    The terms "pornification" and "pornographication" have also been used to describe the way that aesthetics that were previously associated with pornography have become part of popular culture, and that mainstream media texts and other cultural practices "citing pornographic styles, gestures and aesthetics" have become more prominent. This process, which Brian McNair has described as a "pornographication of the mainstream". has developed alongside an expansion of the cultural realm of pornography or "pornosphere" which itself has become more accessible to a much wider variety of audiences. According to McNair, both developments can be set in the context of a wider shift towards a "striptease culture" which has disrupted the boundaries between public and private discourse in late modern Western culture, and which is evident more generally in cultural trends which privilege lifestyle, reality, interactivity, self-revelation and public intimacy.

    Children and adolescents spend more time engaging with media than any other age group. This is a time in their life that they are more susceptible to information that they receive. Children are getting sex education from the media, little kids are exposed to sexualized images and more information than ever before in human history but are not able to process the information, they are not developmentally ready to process it, and this impacts their development and behavior.

    Sexualization of young girls in the media and infantilization of women creates an environment where it becomes more acceptable to view children as "seductive and sexy". It makes having healthy sexual relationships more difficult for people and creates sexist attitudes.
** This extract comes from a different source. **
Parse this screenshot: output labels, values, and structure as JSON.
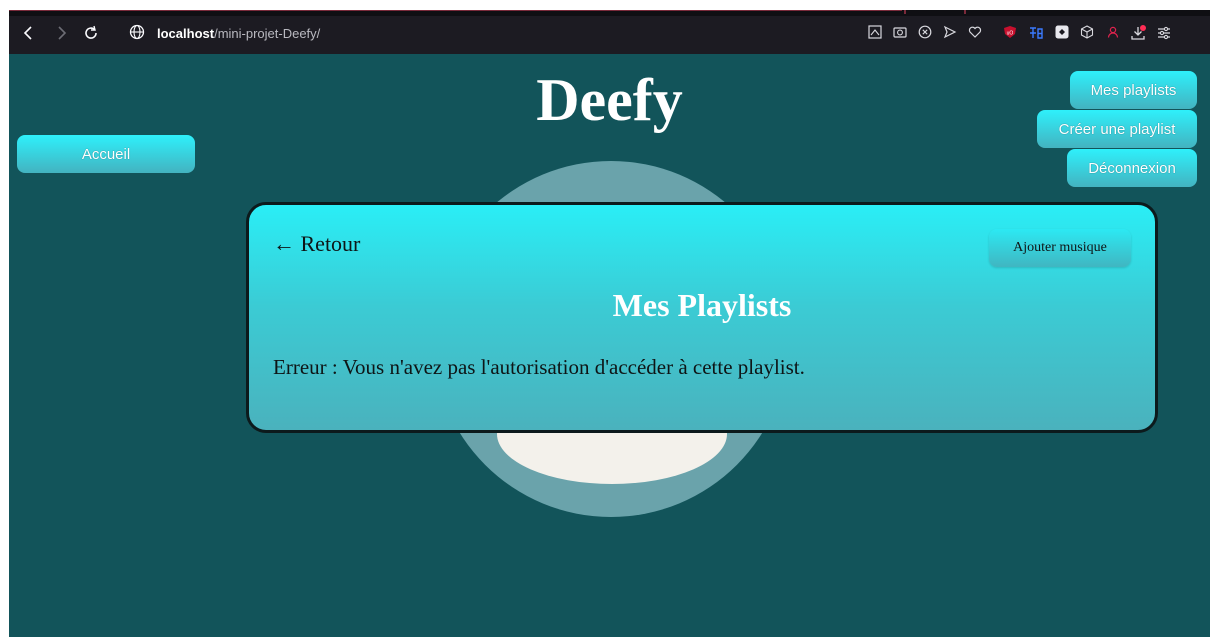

Sexualization also contributes to sexual violence and childhood sexual abuse "where 1 in 4 girls and 1 in 6 boys are sexually abused during childhood".


    The Australian writers, Catharine Lumby and Kath Albury (2010) have suggested that sexualization is "a debate that has been simmering for almost a decade" and concerns about sex and the media are far from new. Much of the recent writing on sexualization has been the subject of criticism that because of the way that it draws on "one-sided, selective, overly simplifying, generalizing, and negatively toned" evidence and is "saturated in the languages of concern and regulation". In these writings and the widespread press coverage that they have attracted, critics state that the term is often used as "a non-sequitur causing everything from girls flirting with older men to child sex trafficking" They believe that the arguments often ignore feminist work on media, gender and the body and present a very conservative and negative view of sex in which only monogamous heterosexual sexuality is regarded as normal. They say that the arguments tend to neglect any historical understanding of the way sex has been represented and regulated, and they often ignore both theoretical and empirical work on the relationship between sex and media, culture and technology.

    The sexualization of women being influenced by society is a problem that should be avoided due to its impact on how women value and present themselves. The way society shapes ones personal interest is presented in a book review of Girls Gone Skank by Patrice Oppliger, Amanda Mills states that "consequently, girls are socialized to participate in their own abuse by becoming avid consumers of and altering their behavior to reflect sexually exploitative images and goods." The belief that women are powerful and fully capable as men is stated in the text "Uses Of The Erotic: The Erotic As Power" by Audre Lorde stating that the suppression of the erotic of women has led them feeling superior to men "the superficially, erotic had been encouraged as a sign of female inferiority on the other hand women have been made to suffer and to feel opposed contemptible and suspect by virtue of its existence".


    Sexualization Wikipedia